* Exercise brief
Return the entire listing, word for word.

────

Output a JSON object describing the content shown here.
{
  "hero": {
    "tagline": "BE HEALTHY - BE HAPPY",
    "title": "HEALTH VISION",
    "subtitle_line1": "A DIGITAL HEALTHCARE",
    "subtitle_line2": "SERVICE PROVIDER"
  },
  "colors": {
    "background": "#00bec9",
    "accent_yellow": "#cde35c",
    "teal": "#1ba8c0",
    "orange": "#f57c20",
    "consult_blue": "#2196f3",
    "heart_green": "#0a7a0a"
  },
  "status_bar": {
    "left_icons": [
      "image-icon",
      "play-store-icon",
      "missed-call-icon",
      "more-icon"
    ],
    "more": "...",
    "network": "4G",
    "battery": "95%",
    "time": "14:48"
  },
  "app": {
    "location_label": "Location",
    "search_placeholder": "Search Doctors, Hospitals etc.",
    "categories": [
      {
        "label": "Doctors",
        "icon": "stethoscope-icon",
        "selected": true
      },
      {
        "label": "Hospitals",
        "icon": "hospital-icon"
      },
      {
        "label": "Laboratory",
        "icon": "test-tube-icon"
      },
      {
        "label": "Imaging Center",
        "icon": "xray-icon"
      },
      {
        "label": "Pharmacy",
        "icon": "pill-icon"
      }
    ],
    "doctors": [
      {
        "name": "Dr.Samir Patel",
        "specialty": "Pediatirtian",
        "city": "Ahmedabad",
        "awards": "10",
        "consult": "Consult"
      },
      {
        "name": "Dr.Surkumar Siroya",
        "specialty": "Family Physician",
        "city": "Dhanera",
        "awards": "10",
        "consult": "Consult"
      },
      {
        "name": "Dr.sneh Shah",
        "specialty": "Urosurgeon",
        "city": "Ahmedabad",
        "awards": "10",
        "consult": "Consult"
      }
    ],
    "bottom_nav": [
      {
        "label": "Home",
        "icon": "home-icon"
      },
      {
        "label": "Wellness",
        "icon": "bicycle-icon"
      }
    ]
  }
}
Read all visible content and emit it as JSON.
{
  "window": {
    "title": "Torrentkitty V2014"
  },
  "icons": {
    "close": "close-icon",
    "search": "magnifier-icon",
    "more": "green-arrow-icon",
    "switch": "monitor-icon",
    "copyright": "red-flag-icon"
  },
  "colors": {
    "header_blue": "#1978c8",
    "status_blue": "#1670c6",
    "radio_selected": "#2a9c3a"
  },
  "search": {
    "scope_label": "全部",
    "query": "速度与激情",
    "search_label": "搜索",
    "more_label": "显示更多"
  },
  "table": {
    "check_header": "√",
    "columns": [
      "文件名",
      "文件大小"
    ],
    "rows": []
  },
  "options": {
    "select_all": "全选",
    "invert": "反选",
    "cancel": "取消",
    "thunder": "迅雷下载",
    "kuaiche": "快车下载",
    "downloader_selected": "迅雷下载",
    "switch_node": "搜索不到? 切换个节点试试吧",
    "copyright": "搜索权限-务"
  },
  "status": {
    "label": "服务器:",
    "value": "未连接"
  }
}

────

* Reply to the exercise
Output a JSON object describing the content shown here.
{
  "hero": {
    "tagline": "BE HEALTHY - BE HAPPY",
    "title": "HEALTH VISION",
    "subtitle_line1": "A DIGITAL HEALTHCARE",
    "subtitle_line2": "SERVICE PROVIDER"
  },
  "colors": {
    "background": "#00bec9",
    "accent_yellow": "#cde35c",
    "teal": "#1ba8c0",
    "orange": "#f57c20",
    "consult_blue": "#2196f3",
    "heart_green": "#0a7a0a"
  },
  "status_bar": {
    "left_icons": [
      "image-icon",
      "play-store-icon",
      "missed-call-icon",
      "more-icon"
    ],
    "more": "...",
    "network": "4G",
    "battery": "95%",
    "time": "14:48"
  },
  "app": {
    "location_label": "Location",
    "search_placeholder": "Search Doctors, Hospitals etc.",
    "categories": [
      {
        "label": "Doctors",
        "icon": "stethoscope-icon",
        "selected": true
      },
      {
        "label": "Hospitals",
        "icon": "hospital-icon"
      },
      {
        "label": "Laboratory",
        "icon": "test-tube-icon"
      },
      {
        "label": "Imaging Center",
        "icon": "xray-icon"
      },
      {
        "label": "Pharmacy",
        "icon": "pill-icon"
      }
    ],
    "doctors": [
      {
        "name": "Dr.Samir Patel",
        "specialty": "Pediatirtian",
        "city": "Ahmedabad",
        "awards": "10",
        "consult": "Consult"
      },
      {
        "name": "Dr.Surkumar Siroya",
        "specialty": "Family Physician",
        "city": "Dhanera",
        "awards": "10",
        "consult": "Consult"
      },
      {
        "name": "Dr.sneh Shah",
        "specialty": "Urosurgeon",
        "city": "Ahmedabad",
        "awards": "10",
        "consult": "Consult"
      }
    ],
    "bottom_nav": [
      {
        "label": "Home",
        "icon": "home-icon"
      },
      {
        "label": "Wellness",
        "icon": "bicycle-icon"
      }
    ]
  }
}
Read all visible content and emit it as JSON.
{
  "window": {
    "title": "Torrentkitty V2014"
  },
  "icons": {
    "close": "close-icon",
    "search": "magnifier-icon",
    "more": "green-arrow-icon",
    "switch": "monitor-icon",
    "copyright": "red-flag-icon"
  },
  "colors": {
    "header_blue": "#1978c8",
    "status_blue": "#1670c6",
    "radio_selected": "#2a9c3a"
  },
  "search": {
    "scope_label": "全部",
    "query": "速度与激情",
    "search_label": "搜索",
    "more_label": "显示更多"
  },
  "table": {
    "check_header": "√",
    "columns": [
      "文件名",
      "文件大小"
    ],
    "rows": []
  },
  "options": {
    "select_all": "全选",
    "invert": "反选",
    "cancel": "取消",
    "thunder": "迅雷下载",
    "kuaiche": "快车下载",
    "downloader_selected": "迅雷下载",
    "switch_node": "搜索不到? 切换个节点试试吧",
    "copyright": "搜索权限-务"
  },
  "status": {
    "label": "服务器:",
    "value": "未连接"
  }
}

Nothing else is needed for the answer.